In a way, we can act like little children who are content with a toy until they see something shinier in another child's hands and immediately the toy is tossed down as they go after what looks better.
When I read his response to price he got and the price he could have asked for it, I was reminded of a bible story/parable about a Landowner looking for field workers. If you will oblige me I will post the story below (Matthew 20:1-15):
"For the kingdom of heaven is like a landowner who went out early in the morning to hire men to work in his vineyard. He agreed to pay them a denarius for the day and sent them into his vineyard.
"About the third hour he went out and saw others standing in the marketplace doing nothing. He told them, 'You also go and work in my vineyard, and I will pay you whatever is right.' So they went.
"He went out again about the sixth hour and the ninth hour and did the same thing. About the eleventh hour he went out and found still others standing around. He asked them, 'Why have you been standing here all day long doing nothing?'
" 'Because no one has hired us,' they answered.
"He said to them, 'You also go and work in my vineyard.'

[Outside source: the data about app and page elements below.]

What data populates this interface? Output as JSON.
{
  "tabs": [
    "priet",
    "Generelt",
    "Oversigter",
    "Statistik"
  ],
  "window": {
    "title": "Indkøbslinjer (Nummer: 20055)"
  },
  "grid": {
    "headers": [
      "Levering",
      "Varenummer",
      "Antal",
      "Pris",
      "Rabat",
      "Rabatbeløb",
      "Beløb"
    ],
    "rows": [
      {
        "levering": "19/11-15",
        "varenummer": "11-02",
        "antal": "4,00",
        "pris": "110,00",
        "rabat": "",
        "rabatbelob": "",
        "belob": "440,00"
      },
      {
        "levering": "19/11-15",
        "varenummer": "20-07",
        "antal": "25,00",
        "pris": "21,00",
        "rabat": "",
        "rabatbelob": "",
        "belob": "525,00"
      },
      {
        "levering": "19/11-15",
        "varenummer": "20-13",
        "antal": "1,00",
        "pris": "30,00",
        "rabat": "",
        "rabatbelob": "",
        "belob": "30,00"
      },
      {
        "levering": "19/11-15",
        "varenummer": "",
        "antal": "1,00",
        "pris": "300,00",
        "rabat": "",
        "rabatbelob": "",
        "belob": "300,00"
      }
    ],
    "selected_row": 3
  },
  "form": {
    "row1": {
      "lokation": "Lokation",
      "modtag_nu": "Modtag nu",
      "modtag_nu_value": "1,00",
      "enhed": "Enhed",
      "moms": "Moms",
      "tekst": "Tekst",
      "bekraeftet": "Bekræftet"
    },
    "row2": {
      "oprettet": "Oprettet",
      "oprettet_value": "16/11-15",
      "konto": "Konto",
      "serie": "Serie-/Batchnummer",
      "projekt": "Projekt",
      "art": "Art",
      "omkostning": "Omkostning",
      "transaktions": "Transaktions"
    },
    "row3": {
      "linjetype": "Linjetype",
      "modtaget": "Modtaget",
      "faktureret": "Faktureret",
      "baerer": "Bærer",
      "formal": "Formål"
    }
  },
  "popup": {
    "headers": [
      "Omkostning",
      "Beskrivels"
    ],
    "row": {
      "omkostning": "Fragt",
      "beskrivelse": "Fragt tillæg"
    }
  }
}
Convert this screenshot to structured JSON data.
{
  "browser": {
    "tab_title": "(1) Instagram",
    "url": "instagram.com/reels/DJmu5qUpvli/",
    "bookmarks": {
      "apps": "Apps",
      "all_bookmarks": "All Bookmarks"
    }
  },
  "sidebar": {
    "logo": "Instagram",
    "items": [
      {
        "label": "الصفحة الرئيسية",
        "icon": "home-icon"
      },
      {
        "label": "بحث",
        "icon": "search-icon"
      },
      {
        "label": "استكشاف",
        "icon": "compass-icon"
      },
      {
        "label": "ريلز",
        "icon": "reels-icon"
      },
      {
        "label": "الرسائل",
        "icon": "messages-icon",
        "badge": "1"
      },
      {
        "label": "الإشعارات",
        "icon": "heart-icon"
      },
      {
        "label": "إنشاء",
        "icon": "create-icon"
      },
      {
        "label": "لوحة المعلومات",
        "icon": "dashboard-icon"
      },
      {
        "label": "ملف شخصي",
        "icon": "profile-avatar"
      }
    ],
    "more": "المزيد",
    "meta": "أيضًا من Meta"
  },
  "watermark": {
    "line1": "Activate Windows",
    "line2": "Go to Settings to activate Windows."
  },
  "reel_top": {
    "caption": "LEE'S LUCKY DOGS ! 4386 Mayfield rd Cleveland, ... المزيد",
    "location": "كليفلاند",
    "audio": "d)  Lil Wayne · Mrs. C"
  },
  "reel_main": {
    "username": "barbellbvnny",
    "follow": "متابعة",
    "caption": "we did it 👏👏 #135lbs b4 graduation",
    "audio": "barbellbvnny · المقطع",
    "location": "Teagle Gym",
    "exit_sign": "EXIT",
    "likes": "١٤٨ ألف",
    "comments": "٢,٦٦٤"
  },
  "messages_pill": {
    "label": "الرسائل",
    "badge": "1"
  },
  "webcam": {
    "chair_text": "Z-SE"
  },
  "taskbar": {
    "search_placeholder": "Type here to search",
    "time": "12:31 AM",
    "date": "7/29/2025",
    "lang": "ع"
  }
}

"When evening came, the owner of the vineyard said to his foreman, 'Call the workers and pay them their wages, beginning with the last ones hired and going on to the first.'
"The workers who were hired about the eleventh hour came and each received a denarius. So when those came who were hired first, they expected to receive more. But each one of them also received a denarius. When they received it, they began to grumble against the landowner. 'These men who were hired last worked only one hour,' they said, 'and you have made them equal to us who have borne the burden of the work and the heat of the day.'
"But he answered one of them, 'Friend, I am not being unfair to you. Didn't you agree to work for a denarius? Take your pay and go. I want to give the man who was hired last the same as I gave you. Don't I have the right to do what I want with my own money? Or are you envious because I am generous?'
I have to say I am guilty many times of not appreciating my own things and looking for something better because I compare myself to others and it doesn't seem fair. I need to stop. Think. And remember why I chose what I have and make it last as long as possible.
The new frugality isn't just saving money, it is being content with what we have and remembering why we appreciated it in the first place.